The presentation is free, but donations are gratefully accepted through Canada Helps here
When Marianne Rasmus began her family history research journey, she knew little about her maternal grandparents’ ancestry. They were an unlikely match, although both were immigrants; one came from Newcastle, England, the other from Orenburg, Russia. In 1927 her grandfather, who died when she was an infant, left his father and siblings behind in Newcastle and came to Canada—sadly, he never saw his family again. Her grandmother died before Marianne knew the important questions to ask about her grandmother’s childhood, immigration from Communist Russia, and adjustment to life in Canada. With conventional resources either unavailable or difficult to access, and starting with only a handful of names, Marianne will reveal the process and sources used to discover a heritage she knew nothing about. She will share how historical events in both Canada and Europe affected her grandmother in a life-altering fashion, and how, despite historical events destined to separate family members, DNA has helped to shed light on long-unanswered questions.
About the speaker

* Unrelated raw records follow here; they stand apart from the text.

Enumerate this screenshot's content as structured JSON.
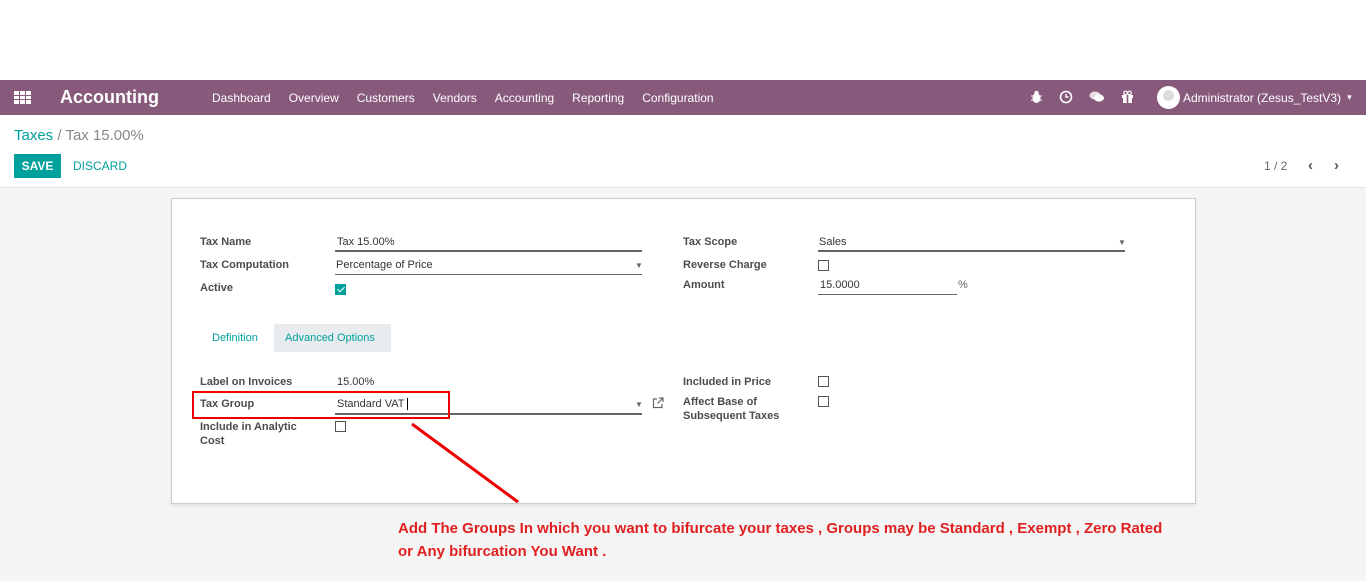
{
  "navbar": {
    "app_title": "Accounting",
    "menu": [
      "Dashboard",
      "Overview",
      "Customers",
      "Vendors",
      "Accounting",
      "Reporting",
      "Configuration"
    ],
    "icons": [
      "bug-icon",
      "clock-icon",
      "chat-icon",
      "gift-icon"
    ],
    "user": "Administrator (Zesus_TestV3)",
    "user_caret": "▾"
  },
  "breadcrumb": {
    "parent": "Taxes",
    "separator": "/",
    "current": "Tax 15.00%"
  },
  "controls": {
    "save": "SAVE",
    "discard": "DISCARD",
    "pager": "1 / 2",
    "prev": "‹",
    "next": "›"
  },
  "form": {
    "tax_name_label": "Tax Name",
    "tax_name_value": "Tax 15.00%",
    "tax_computation_label": "Tax Computation",
    "tax_computation_value": "Percentage of Price",
    "active_label": "Active",
    "active_checked": true,
    "tax_scope_label": "Tax Scope",
    "tax_scope_value": "Sales",
    "reverse_charge_label": "Reverse Charge",
    "amount_label": "Amount",
    "amount_value": "15.0000",
    "amount_unit": "%"
  },
  "tabs": [
    "Definition",
    "Advanced Options"
  ],
  "advanced": {
    "label_on_invoices_label": "Label on Invoices",
    "label_on_invoices_value": "15.00%",
    "tax_group_label": "Tax Group",
    "tax_group_value": "Standard VAT",
    "include_analytic_label": "Include in Analytic Cost",
    "included_in_price_label": "Included in Price",
    "affect_base_label": "Affect Base of Subsequent Taxes"
  },
  "annotation": {
    "text": "Add The Groups In which you want to bifurcate your taxes , Groups may be Standard , Exempt , Zero Rated or Any bifurcation You Want .",
    "color": "#e02020"
  },
  "colors": {
    "navbar": "#875a7b",
    "accent": "#00a09d"
  }
}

Born and raised in Vancouver, Marianne Rasmus spent most of her life in BC, experiencing life on Vancouver Island, in BC’s north and in the Fraser Valley. But when the opportunity for a midlife adventure came, Marianne and her husband, Bill, took the plunge and moved to Ottawa in 2013.

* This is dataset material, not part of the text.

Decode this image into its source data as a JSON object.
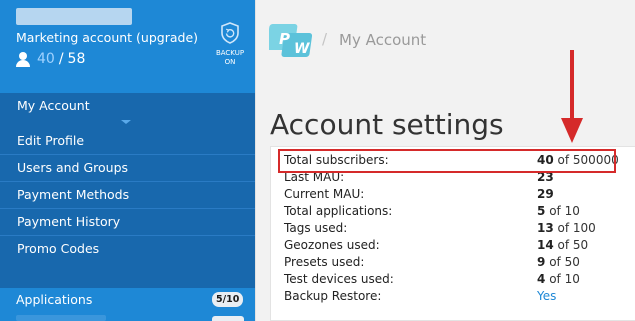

After reluctantly taking Canadian History as a “filler” course in college, Marianne discovered an interest in history she never expected. That interest took on new meaning, and some might say became an obsession, when she began her family history journey in 2008, and started to uncover long-forgotten stories in both hers and her husband Bill’s family trees. Since becoming a member of BIFHSGO in 2014, Marianne has been active in the society; she has served on the Conference Planning Committee, is currently the Board Treasurer, and is a facilitator for the British Colonial America SIG.